Where it all started.
During the summer of 2016, I was enjoying my career as a Licensed Associate Professional Counselor in group practice, and embarking on a new career as a therapist in a Christian Children’s Home & Family Ministry. I spent a lot of time with family, I was investing in friendships, and I was serving at my church. Life was good.
On July 25, 2016, I reported for jury duty. I had no idea how significantly this would change my life. As the days wore on, a previous back injury, sustained when we were rear-ended by a young woman texting while driving, became exceedingly aggravated. Toward the end of the week, I had to wear my TENS Unit to get through each day.
With jury duty behind me, I expected to get back to life as usual. Unfortunately, that was not to be the case. Rather than improving, the pain in my back continued to escalate. Over the next few months, I had to keep cutting my hours until it reached the point that I was no longer working at all.
Not only was I having to face the fact that I could not work, I was also having to come to grips with the fact that I could not move. Just getting from my bed to the master bathroom was a monumental undertaking. If I happened to make it from the bed, down to the sofa – which often required crawling – there I would remain until it was time to go back up to bed.
Leaving the house to go to numerous doctor’s appointments for examinations, tests, and [ineffective] procedures, required a wheelchair. Other than those appointments, I was home-bound. Bed-bound. I was absent from my life.
Finally, spine surgery was scheduled for January, 2017. As frightening as it was to think of surgeons operating on my back and spine, I was anxious for relief. I could not wait for the day to come when I could walk again. I could not wait to be off pain medication. I could not wait to rejoin my life.
Once again, things did not go the way I expected. Yes, eventually, over time, I was able to stand up a little straighter than a question mark. I could walk, gingerly. I could stand, briefly. I could sit, sparingly. But there was still pain. There was also new pain and different sensations, or the loss thereof. And, there was the fibromyalgia flare.
I have struggled with fibromyalgia, and all that comes with it, for as long as I can remember. It was not until after my back surgery, and the fourth and fifth specialists giving the same diagnosis, that I finally accepted that fibromyalgia was real, and I had it. Not only that, but the surgery threw me into a flare that had become my new normal.
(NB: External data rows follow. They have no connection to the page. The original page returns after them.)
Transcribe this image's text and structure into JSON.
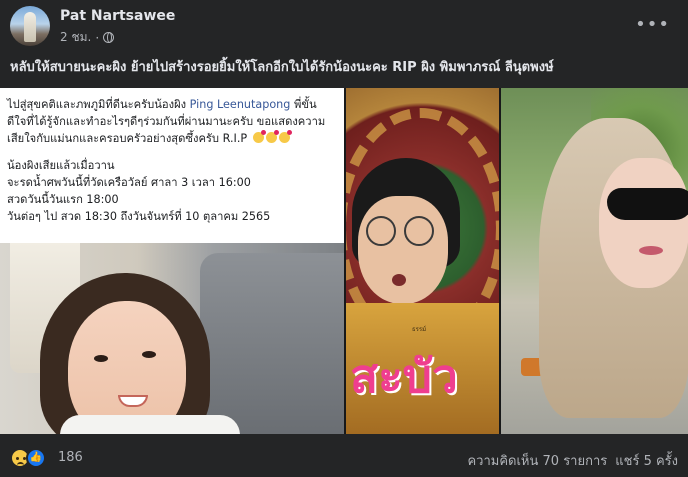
{
  "post": {
    "author": "Pat Nartsawee",
    "time": "2 ชม.",
    "separator": "·",
    "more": "•••",
    "caption": "หลับให้สบายนะคะผิง ย้ายไปสร้างรอยยิ้มให้โลกอีกใบได้รักน้องนะคะ RIP ผิง พิมพาภรณ์ ลีนุตพงษ์"
  },
  "photo1": {
    "line1_before": "ไปสู่สุขคติและภพภูมิที่ดีนะครับน้องผิง ",
    "mention": "Ping Leenutapong",
    "line1_after": " พี่ขั้น",
    "line2": "ดีใจที่ได้รู้จักและทำอะไรๆดีๆร่วมกันที่ผ่านมานะครับ ขอแสดงความ",
    "line3": "เสียใจกับแม่นกและครอบครัวอย่างสุดซึ้งครับ R.I.P",
    "line4": "น้องผิงเสียแล้วเมื่อวาน",
    "line5": "จะรดน้ำศพวันนี้ที่วัดเครือวัลย์ ศาลา 3 เวลา 16:00",
    "line6": "สวดวันนี้วันแรก 18:00",
    "line7": "วันต่อๆ ไป สวด 18:30 ถึงวันจันทร์ที่ 10 ตุลาคม 2565"
  },
  "photo2": {
    "title_art": "สะบัว",
    "credit": "ธรรม์"
  },
  "footer": {
    "reaction_count": "186",
    "comments": "ความคิดเห็น 70 รายการ",
    "shares": "แชร์ 5 ครั้ง"
  }
}
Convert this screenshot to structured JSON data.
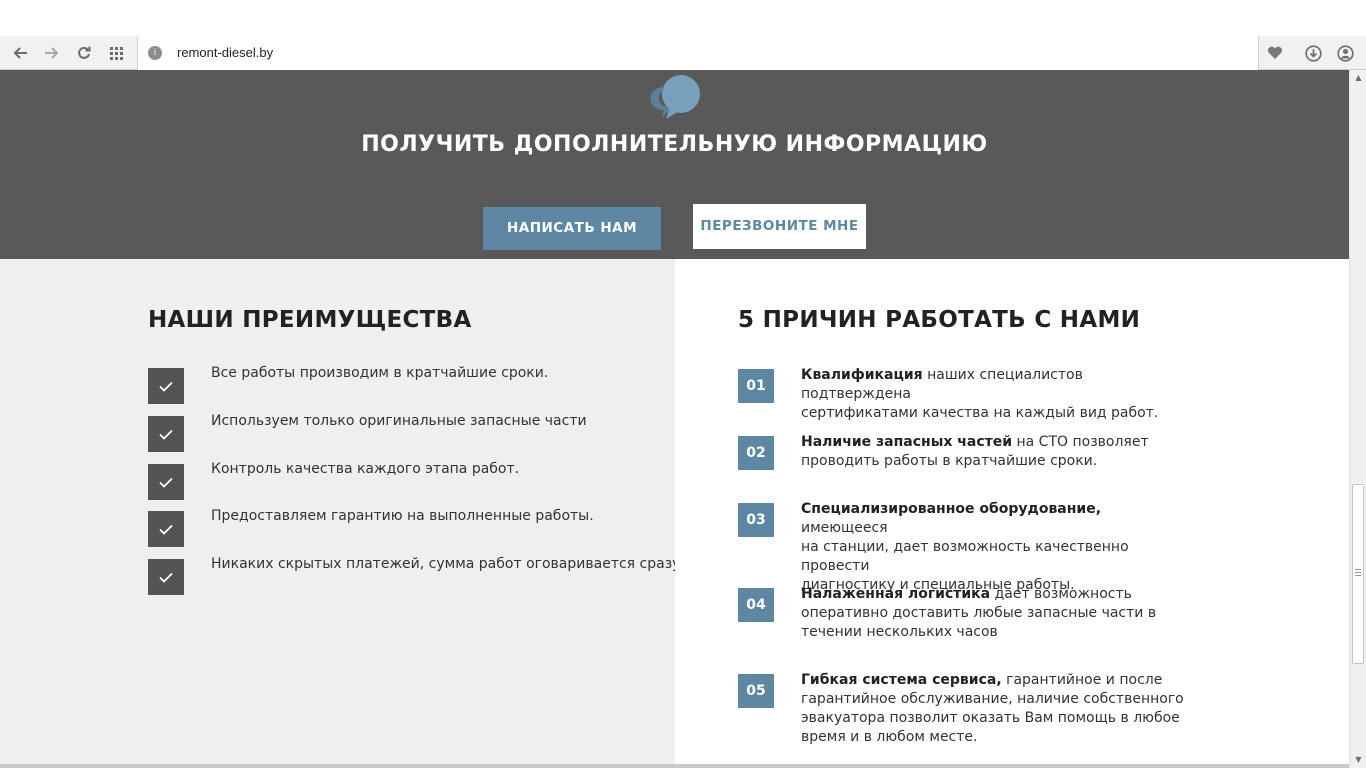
{
  "browser": {
    "url": "remont-diesel.by",
    "nav_icons": [
      "back-arrow-icon",
      "forward-arrow-icon",
      "reload-icon",
      "apps-grid-icon"
    ],
    "right_icons": [
      "heart-icon",
      "download-icon",
      "profile-icon"
    ]
  },
  "info": {
    "title": "ПОЛУЧИТЬ ДОПОЛНИТЕЛЬНУЮ ИНФОРМАЦИЮ",
    "write_button": "НАПИСАТЬ НАМ",
    "call_button": "ПЕРЕЗВОНИТЕ МНЕ",
    "icon": "chat-bubbles-icon"
  },
  "advantages": {
    "title": "НАШИ ПРЕИМУЩЕСТВА",
    "items": [
      "Все работы производим в кратчайшие сроки.",
      "Используем только оригинальные запасные части",
      "Контроль качества каждого этапа работ.",
      "Предоставляем гарантию на выполненные работы.",
      "Никаких скрытых платежей, сумма работ оговаривается сразу."
    ]
  },
  "reasons": {
    "title": "5 ПРИЧИН РАБОТАТЬ С НАМИ",
    "items": [
      {
        "num": "01",
        "bold": "Квалификация",
        "line1": " наших специалистов подтверждена",
        "line2": "сертификатами качества на каждый вид работ.",
        "line3": ""
      },
      {
        "num": "02",
        "bold": "Наличие запасных частей",
        "line1": " на СТО позволяет",
        "line2": "проводить работы в кратчайшие сроки.",
        "line3": ""
      },
      {
        "num": "03",
        "bold": "Специализированное оборудование,",
        "line1": " имеющееся",
        "line2": "на станции, дает возможность качественно провести",
        "line3": "диагностику и специальные работы."
      },
      {
        "num": "04",
        "bold": "Налаженная логистика",
        "line1": " дает возможность",
        "line2": "оперативно доставить любые запасные части в",
        "line3": "течении нескольких часов"
      },
      {
        "num": "05",
        "bold": "Гибкая система сервиса,",
        "line1": " гарантийное и после",
        "line2": "гарантийное обслуживание, наличие собственного",
        "line3": "эвакуатора позволит оказать Вам помощь в любое",
        "line4": "время и в любом месте."
      }
    ]
  },
  "colors": {
    "accent": "#5e87a3",
    "dark_band": "#595959",
    "check_box": "#545454",
    "left_bg": "#efeff0"
  }
}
My new normal still required strong pain medication. It demanded hours and hours of sleep. So much sleep, that I slept through our 25th wedding anniversary. Literally, the entire day and night. Additionally, it prolonged the seemingly endless isolation. The loneliness, pain, exhaustion, and medication, were ushering me into a dark place. What I did not yet know, was this was just the beginning of one of the most difficult seasons in my life, and the lives of my loved ones.